> _MATERIAL TO PROCESS_:

┄┄┄┄┄┄┄┄┄┄

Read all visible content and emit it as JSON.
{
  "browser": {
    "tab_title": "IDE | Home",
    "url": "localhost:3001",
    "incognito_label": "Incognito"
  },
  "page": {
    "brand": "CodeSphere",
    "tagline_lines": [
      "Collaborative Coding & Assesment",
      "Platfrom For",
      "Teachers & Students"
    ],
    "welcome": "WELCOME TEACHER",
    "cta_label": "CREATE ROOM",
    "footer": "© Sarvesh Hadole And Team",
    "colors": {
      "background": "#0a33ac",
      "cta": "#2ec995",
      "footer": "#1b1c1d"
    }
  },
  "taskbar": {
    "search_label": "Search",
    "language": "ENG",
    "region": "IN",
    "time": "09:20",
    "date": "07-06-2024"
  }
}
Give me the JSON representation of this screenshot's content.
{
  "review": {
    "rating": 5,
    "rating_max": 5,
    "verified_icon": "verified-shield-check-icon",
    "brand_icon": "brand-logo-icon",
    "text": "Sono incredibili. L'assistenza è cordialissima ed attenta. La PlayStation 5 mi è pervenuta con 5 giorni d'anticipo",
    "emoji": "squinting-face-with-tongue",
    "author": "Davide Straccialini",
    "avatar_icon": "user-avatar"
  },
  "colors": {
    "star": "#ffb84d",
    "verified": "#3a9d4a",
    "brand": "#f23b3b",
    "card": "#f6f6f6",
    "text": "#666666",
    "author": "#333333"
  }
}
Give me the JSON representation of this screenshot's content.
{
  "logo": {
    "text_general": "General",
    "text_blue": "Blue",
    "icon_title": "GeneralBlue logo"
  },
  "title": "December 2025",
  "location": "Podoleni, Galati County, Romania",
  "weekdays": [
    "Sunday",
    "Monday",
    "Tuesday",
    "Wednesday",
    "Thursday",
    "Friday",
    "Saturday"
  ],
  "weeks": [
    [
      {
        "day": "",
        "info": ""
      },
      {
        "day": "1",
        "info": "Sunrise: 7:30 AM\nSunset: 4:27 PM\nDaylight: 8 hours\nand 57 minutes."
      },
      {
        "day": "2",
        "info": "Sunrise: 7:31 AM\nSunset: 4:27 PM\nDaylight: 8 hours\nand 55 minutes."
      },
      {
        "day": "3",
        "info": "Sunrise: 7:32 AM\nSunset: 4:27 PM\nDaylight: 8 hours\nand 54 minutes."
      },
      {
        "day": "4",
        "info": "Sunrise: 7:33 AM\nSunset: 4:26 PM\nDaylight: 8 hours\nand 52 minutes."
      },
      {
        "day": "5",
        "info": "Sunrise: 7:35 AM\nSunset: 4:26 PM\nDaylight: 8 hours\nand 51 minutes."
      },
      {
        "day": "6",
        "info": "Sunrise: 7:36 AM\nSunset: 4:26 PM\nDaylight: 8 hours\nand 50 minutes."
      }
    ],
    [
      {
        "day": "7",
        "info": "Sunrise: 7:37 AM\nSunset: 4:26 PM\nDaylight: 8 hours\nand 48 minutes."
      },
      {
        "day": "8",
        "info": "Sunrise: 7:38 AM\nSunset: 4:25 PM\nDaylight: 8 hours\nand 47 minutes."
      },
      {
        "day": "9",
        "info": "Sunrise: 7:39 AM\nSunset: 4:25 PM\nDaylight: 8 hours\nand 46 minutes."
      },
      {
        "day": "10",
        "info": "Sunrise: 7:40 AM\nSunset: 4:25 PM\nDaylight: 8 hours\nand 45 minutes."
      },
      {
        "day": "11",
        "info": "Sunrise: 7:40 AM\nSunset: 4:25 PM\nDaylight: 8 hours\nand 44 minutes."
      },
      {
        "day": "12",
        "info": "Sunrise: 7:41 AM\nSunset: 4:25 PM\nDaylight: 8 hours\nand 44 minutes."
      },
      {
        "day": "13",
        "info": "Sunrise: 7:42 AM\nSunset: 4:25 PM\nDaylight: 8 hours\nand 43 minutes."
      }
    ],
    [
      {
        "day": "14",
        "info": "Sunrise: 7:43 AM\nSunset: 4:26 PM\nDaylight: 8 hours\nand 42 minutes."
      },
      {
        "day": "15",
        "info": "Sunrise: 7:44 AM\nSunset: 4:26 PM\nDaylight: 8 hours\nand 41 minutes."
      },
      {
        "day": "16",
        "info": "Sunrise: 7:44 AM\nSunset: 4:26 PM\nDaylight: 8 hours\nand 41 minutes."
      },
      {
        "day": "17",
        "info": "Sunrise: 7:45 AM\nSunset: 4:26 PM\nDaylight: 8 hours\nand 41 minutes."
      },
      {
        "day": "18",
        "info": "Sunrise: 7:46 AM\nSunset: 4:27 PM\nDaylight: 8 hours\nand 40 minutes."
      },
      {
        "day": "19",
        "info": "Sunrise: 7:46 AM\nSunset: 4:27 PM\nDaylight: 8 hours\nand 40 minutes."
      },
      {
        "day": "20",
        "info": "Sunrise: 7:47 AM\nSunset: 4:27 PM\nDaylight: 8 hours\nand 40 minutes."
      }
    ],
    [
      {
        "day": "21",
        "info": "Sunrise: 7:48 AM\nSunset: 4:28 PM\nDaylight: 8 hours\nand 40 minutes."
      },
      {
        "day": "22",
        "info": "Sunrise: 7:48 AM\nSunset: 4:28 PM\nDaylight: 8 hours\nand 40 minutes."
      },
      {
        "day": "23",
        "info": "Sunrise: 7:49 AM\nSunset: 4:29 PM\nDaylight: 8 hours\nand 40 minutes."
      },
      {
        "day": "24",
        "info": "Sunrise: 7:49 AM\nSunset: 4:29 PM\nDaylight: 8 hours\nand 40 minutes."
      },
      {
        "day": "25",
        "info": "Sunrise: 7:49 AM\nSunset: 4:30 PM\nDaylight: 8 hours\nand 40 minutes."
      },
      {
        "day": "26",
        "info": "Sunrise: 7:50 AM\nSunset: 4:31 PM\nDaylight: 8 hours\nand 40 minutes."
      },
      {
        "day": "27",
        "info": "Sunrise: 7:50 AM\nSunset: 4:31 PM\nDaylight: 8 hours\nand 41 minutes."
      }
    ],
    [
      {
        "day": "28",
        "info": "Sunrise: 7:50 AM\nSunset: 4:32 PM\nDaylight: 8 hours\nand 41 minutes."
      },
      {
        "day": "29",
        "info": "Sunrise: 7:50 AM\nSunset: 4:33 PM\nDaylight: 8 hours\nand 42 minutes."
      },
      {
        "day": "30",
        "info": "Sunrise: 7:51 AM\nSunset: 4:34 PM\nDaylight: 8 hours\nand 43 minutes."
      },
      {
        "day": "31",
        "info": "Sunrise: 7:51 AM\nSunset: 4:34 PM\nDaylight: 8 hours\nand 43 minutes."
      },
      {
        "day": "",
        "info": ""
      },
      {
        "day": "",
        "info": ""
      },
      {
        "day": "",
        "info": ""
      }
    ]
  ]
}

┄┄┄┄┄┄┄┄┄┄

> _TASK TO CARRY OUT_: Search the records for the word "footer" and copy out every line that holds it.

> _YOUR RESPONSE_:
    "footer": "© Sarvesh Hadole And Team",
      "footer": "#1b1c1d"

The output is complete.